▶ [PROBLEM DETAILS]: For every line in the records that has the word "title", make a copy.

== RECORDS FOR THE EXERCISE ==

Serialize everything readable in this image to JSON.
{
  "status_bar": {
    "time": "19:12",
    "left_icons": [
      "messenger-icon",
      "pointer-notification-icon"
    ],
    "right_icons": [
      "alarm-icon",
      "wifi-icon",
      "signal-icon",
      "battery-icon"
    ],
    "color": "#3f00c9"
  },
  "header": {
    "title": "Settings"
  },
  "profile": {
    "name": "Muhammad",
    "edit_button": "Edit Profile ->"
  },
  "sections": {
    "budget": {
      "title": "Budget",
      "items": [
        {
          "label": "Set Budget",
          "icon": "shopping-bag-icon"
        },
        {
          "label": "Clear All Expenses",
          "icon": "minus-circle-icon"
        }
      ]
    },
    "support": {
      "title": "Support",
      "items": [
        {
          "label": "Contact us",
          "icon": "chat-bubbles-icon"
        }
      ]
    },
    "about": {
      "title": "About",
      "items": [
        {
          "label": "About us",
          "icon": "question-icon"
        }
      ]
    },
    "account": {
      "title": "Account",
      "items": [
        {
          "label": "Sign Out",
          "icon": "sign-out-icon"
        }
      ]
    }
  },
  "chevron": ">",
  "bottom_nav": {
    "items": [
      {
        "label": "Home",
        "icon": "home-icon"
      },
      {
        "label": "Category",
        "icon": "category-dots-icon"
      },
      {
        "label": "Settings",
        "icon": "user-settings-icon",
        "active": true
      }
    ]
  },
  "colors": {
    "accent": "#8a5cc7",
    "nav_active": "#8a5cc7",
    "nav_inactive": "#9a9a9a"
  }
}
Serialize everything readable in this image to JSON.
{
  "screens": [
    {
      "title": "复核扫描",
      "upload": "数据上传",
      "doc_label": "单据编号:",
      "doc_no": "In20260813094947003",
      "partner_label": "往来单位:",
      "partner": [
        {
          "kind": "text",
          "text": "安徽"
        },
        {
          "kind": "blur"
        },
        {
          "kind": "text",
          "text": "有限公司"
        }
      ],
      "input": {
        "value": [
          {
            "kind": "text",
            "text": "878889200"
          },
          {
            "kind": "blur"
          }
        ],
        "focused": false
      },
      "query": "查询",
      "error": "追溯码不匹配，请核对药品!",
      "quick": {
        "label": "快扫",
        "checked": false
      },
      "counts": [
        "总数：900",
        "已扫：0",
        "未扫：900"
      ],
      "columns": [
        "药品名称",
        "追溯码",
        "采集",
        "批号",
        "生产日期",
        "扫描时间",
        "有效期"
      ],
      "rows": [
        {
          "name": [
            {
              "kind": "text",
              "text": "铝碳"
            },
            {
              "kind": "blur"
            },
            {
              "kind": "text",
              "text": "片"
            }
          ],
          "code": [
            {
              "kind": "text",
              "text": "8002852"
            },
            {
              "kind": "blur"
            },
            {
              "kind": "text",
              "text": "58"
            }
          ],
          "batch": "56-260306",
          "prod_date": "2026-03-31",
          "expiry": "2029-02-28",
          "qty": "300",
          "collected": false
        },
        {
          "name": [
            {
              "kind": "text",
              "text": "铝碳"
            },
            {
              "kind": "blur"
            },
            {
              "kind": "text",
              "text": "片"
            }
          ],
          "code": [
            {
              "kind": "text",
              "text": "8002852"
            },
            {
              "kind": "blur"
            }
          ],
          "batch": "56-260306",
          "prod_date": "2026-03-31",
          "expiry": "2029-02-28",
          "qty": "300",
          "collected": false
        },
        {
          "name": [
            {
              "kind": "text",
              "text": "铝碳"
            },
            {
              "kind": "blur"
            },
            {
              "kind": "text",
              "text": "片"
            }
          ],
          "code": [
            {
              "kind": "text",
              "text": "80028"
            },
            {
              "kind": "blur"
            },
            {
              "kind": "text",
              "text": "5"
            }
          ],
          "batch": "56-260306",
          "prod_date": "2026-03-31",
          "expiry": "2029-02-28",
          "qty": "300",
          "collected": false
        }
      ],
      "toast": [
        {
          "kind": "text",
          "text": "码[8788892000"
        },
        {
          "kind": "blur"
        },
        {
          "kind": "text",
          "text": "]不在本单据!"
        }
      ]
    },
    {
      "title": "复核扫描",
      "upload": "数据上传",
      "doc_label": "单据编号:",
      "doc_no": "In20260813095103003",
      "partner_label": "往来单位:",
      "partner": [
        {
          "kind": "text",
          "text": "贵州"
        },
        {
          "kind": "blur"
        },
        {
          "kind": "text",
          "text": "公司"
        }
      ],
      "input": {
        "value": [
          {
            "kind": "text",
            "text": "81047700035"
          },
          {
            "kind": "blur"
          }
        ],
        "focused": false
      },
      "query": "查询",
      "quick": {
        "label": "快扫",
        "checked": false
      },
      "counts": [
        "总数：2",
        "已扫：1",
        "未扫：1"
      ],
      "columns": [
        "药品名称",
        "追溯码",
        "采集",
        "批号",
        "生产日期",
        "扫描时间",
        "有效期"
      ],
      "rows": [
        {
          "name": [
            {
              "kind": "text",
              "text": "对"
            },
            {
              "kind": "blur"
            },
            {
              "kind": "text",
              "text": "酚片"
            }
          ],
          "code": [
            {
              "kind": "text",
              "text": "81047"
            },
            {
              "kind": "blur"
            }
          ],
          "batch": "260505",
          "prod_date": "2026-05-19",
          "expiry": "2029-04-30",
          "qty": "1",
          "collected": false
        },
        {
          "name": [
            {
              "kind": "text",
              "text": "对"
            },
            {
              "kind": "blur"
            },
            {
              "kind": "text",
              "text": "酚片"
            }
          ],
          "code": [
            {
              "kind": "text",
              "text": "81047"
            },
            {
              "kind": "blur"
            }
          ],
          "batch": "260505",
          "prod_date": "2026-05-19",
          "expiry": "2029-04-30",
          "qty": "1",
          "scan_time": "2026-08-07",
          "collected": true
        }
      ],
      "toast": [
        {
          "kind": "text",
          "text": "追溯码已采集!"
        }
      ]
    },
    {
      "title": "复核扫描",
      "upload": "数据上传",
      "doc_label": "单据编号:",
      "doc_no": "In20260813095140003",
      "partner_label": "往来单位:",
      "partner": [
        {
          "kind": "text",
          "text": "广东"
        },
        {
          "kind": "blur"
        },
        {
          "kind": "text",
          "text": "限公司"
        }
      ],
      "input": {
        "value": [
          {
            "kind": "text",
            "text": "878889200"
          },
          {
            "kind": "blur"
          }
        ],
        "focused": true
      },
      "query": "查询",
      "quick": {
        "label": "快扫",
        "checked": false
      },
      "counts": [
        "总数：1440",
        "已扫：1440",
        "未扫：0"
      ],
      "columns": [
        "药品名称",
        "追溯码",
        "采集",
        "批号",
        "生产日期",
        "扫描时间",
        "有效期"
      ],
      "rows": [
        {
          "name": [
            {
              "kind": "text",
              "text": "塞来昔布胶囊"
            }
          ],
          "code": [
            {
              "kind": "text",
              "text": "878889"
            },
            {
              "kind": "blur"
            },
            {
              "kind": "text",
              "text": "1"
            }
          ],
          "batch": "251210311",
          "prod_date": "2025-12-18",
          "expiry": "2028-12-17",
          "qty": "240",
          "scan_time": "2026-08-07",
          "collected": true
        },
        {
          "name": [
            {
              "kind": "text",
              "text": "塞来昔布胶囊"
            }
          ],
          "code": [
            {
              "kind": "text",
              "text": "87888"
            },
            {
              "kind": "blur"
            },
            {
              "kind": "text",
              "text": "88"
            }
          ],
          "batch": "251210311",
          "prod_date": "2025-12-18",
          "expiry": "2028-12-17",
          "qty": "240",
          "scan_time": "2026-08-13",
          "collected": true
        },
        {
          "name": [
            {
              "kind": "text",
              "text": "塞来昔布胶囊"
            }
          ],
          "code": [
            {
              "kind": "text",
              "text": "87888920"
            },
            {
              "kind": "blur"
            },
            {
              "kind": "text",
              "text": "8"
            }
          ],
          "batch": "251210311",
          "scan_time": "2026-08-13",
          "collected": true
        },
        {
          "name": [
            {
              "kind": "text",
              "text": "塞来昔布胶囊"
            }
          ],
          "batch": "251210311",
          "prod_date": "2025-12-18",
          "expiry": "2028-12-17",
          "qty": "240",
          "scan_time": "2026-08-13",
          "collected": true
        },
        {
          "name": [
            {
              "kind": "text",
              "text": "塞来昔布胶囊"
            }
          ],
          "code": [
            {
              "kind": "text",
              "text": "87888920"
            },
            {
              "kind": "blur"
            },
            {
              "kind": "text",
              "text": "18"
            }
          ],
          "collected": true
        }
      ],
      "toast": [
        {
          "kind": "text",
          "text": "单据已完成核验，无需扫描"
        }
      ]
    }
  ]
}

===

▶ [PROBLEM SOLUTION]:
    "title": "Settings"
      "title": "Budget",
      "title": "Support",
      "title": "About",
      "title": "Account",
      "title": "复核扫描",
      "title": "复核扫描",
      "title": "复核扫描",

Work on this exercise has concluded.